= Brief =
Report how many lines below contain the word "type". Give only the number.

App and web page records
== Segment start ==
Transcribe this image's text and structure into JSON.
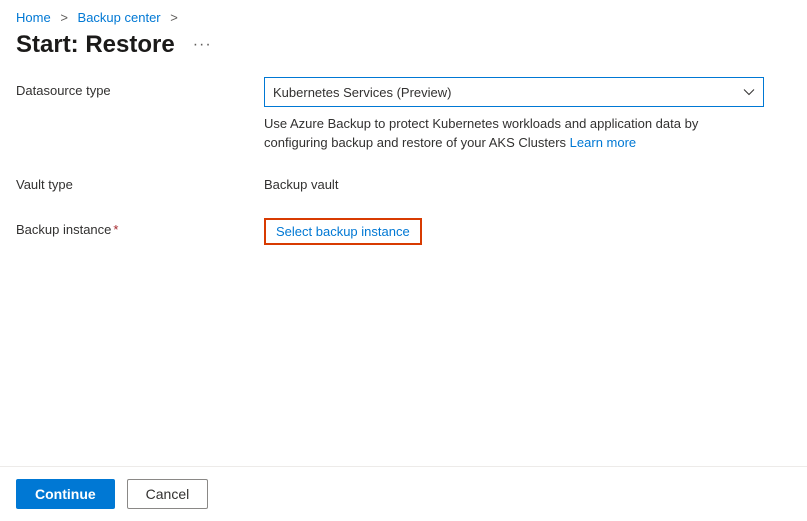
{
  "breadcrumb": {
    "items": [
      {
        "label": "Home"
      },
      {
        "label": "Backup center"
      }
    ]
  },
  "header": {
    "title": "Start: Restore"
  },
  "form": {
    "datasource": {
      "label": "Datasource type",
      "selected": "Kubernetes Services (Preview)",
      "help_text": "Use Azure Backup to protect Kubernetes workloads and application data by configuring backup and restore of your AKS Clusters ",
      "learn_more": "Learn more"
    },
    "vault": {
      "label": "Vault type",
      "value": "Backup vault"
    },
    "instance": {
      "label": "Backup instance",
      "link": "Select backup instance"
    }
  },
  "footer": {
    "continue": "Continue",
    "cancel": "Cancel"
  }
}
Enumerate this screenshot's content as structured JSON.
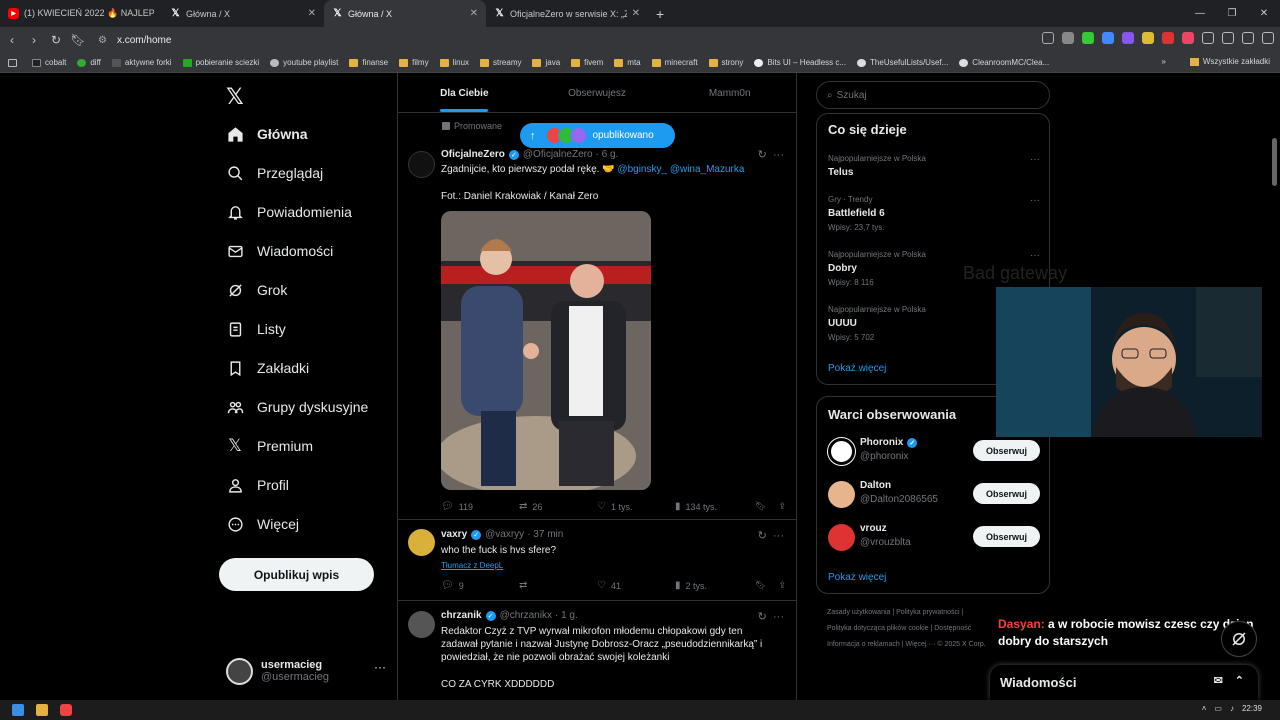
{
  "browser": {
    "tabs": [
      {
        "title": "(1) KWIECIEŃ 2022 🔥 NAJLEPSZ...",
        "icon": "youtube-icon",
        "active": false
      },
      {
        "title": "Główna / X",
        "icon": "x-icon",
        "active": false
      },
      {
        "title": "Główna / X",
        "icon": "x-icon",
        "active": true
      },
      {
        "title": "OficjalneZero w serwisie X: „Zga...",
        "icon": "x-icon",
        "active": false
      }
    ],
    "url": "x.com/home",
    "bookmarks": [
      "cobalt",
      "diff",
      "aktywne forki",
      "pobieranie sciezki",
      "youtube playlist",
      "finanse",
      "filmy",
      "linux",
      "streamy",
      "java",
      "fivem",
      "mta",
      "minecraft",
      "strony",
      "Bits UI – Headless c...",
      "TheUsefulLists/Usef...",
      "CleanroomMC/Clea..."
    ],
    "bookmarks_folder_right": "Wszystkie zakładki"
  },
  "sidebar": {
    "items": [
      {
        "label": "Główna",
        "icon": "home-icon"
      },
      {
        "label": "Przeglądaj",
        "icon": "search-icon"
      },
      {
        "label": "Powiadomienia",
        "icon": "bell-icon"
      },
      {
        "label": "Wiadomości",
        "icon": "mail-icon"
      },
      {
        "label": "Grok",
        "icon": "grok-icon"
      },
      {
        "label": "Listy",
        "icon": "list-icon"
      },
      {
        "label": "Zakładki",
        "icon": "bookmark-icon"
      },
      {
        "label": "Grupy dyskusyjne",
        "icon": "people-icon"
      },
      {
        "label": "Premium",
        "icon": "x-icon"
      },
      {
        "label": "Profil",
        "icon": "person-icon"
      },
      {
        "label": "Więcej",
        "icon": "more-icon"
      }
    ],
    "post_button": "Opublikuj wpis",
    "account": {
      "name": "usermacieg",
      "handle": "@usermacieg"
    }
  },
  "feed": {
    "tabs": [
      "Dla Ciebie",
      "Obserwujesz",
      "Mamm0n"
    ],
    "promoted_label": "Promowane",
    "new_posts_pill": "opublikowano",
    "tweets": [
      {
        "name": "OficjalneZero",
        "handle": "@OficjalneZero",
        "time": "· 6 g.",
        "text": "Zgadnijcie, kto pierwszy podał rękę. 🤝",
        "mentions": "@bginsky_ @wina_Mazurka",
        "text2": "Fot.: Daniel Krakowiak / Kanał Zero",
        "replies": "119",
        "reposts": "26",
        "likes": "1 tys.",
        "views": "134 tys."
      },
      {
        "name": "vaxry",
        "handle": "@vaxryy",
        "time": "· 37 min",
        "text": "who the fuck is hvs sfere?",
        "translate": "Tłumacz z DeepL",
        "replies": "9",
        "reposts": "",
        "likes": "41",
        "views": "2 tys."
      },
      {
        "name": "chrzanik",
        "handle": "@chrzanikx",
        "time": "· 1 g.",
        "text": "Redaktor Czyż z TVP wyrwał mikrofon młodemu chłopakowi gdy ten zadawał pytanie i nazwał Justynę Dobrosz-Oracz „pseudodziennikarką” i powiedział, że nie pozwoli obrażać swojej koleżanki",
        "text2": "CO ZA CYRK XDDDDDD"
      }
    ]
  },
  "right": {
    "search_placeholder": "Szukaj",
    "trends_title": "Co się dzieje",
    "trends": [
      {
        "meta": "Najpopularniejsze w Polska",
        "title": "Telus",
        "count": ""
      },
      {
        "meta": "Gry · Trendy",
        "title": "Battlefield 6",
        "count": "Wpisy: 23,7 tys."
      },
      {
        "meta": "Najpopularniejsze w Polska",
        "title": "Dobry",
        "count": "Wpisy: 8 116"
      },
      {
        "meta": "Najpopularniejsze w Polska",
        "title": "UUUU",
        "count": "Wpisy: 5 702"
      }
    ],
    "show_more": "Pokaż więcej",
    "follow_title": "Warci obserwowania",
    "follow": [
      {
        "name": "Phoronix",
        "handle": "@phoronix",
        "verified": true
      },
      {
        "name": "Dalton",
        "handle": "@Dalton2086565",
        "verified": false
      },
      {
        "name": "vrouz",
        "handle": "@vrouzblta",
        "verified": false
      }
    ],
    "follow_button": "Obserwuj",
    "footer_1": "Zasady użytkowania  |  Polityka prywatności  |",
    "footer_2": "Polityka dotycząca plików cookie  |  Dostępność",
    "footer_3": "Informacja o reklamach  |  Więcej ···  © 2025 X Corp."
  },
  "overlay": {
    "bad_gateway": "Bad gateway",
    "chat_user": "Dasyan:",
    "chat_text": "a w robocie mowisz czesc czy dzien dobry do starszych",
    "messages_label": "Wiadomości"
  },
  "taskbar": {
    "time": "22:39"
  },
  "colors": {
    "accent": "#1d9bf0",
    "bg": "#000000",
    "muted": "#71767b"
  }
}
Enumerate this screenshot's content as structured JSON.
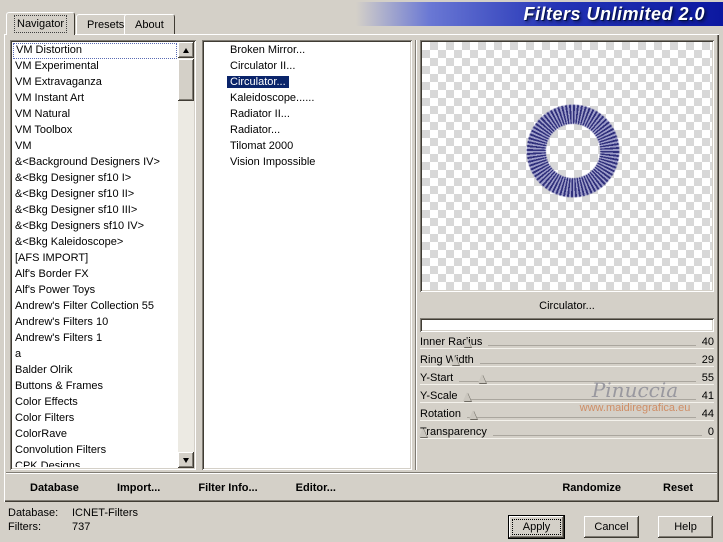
{
  "banner": {
    "title": "Filters Unlimited 2.0"
  },
  "tabs": {
    "items": [
      {
        "label": "Navigator"
      },
      {
        "label": "Presets"
      },
      {
        "label": "About"
      }
    ],
    "active_index": 0
  },
  "category_list": {
    "focused_index": 0,
    "items": [
      "VM Distortion",
      "VM Experimental",
      "VM Extravaganza",
      "VM Instant Art",
      "VM Natural",
      "VM Toolbox",
      "VM",
      "&<Background Designers IV>",
      "&<Bkg Designer sf10 I>",
      "&<Bkg Designer sf10 II>",
      "&<Bkg Designer sf10 III>",
      "&<Bkg Designers sf10 IV>",
      "&<Bkg Kaleidoscope>",
      "[AFS IMPORT]",
      "Alf's Border FX",
      "Alf's Power Toys",
      "Andrew's Filter Collection 55",
      "Andrew's Filters 10",
      "Andrew's Filters 1",
      "a",
      "Balder Olrik",
      "Buttons & Frames",
      "Color Effects",
      "Color Filters",
      "ColorRave",
      "Convolution Filters",
      "CPK Designs"
    ]
  },
  "filter_list": {
    "selected_index": 2,
    "items": [
      "Broken Mirror...",
      "Circulator II...",
      "Circulator...",
      "Kaleidoscope......",
      "Radiator II...",
      "Radiator...",
      "Tilomat 2000",
      "Vision Impossible"
    ]
  },
  "preview": {
    "caption": "Circulator..."
  },
  "parameters": {
    "rows": [
      {
        "label": "Inner Radius",
        "value": "40",
        "pct": 16
      },
      {
        "label": "Ring Width",
        "value": "29",
        "pct": 12
      },
      {
        "label": "Y-Start",
        "value": "55",
        "pct": 21
      },
      {
        "label": "Y-Scale",
        "value": "41",
        "pct": 16
      },
      {
        "label": "Rotation",
        "value": "44",
        "pct": 18
      },
      {
        "label": "Transparency",
        "value": "0",
        "pct": 1
      }
    ]
  },
  "watermark": {
    "name": "Pinuccia",
    "url": "www.maidiregrafica.eu"
  },
  "panel_actions": {
    "left": [
      "Database",
      "Import...",
      "Filter Info...",
      "Editor..."
    ],
    "right": [
      "Randomize",
      "Reset"
    ]
  },
  "statusbar": {
    "database_label": "Database:",
    "database_value": "ICNET-Filters",
    "filters_label": "Filters:",
    "filters_value": "737"
  },
  "dialog_buttons": [
    "Apply",
    "Cancel",
    "Help"
  ],
  "colors": {
    "face": "#d4d0c8",
    "selection": "#0a246a",
    "banner_blue": "#0c18a0",
    "ring_dark": "#30307c",
    "ring_light": "#9c9cc8",
    "watermark_gray": "#8f8f98",
    "watermark_url": "#cf8e66"
  }
}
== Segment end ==
= Result below =
2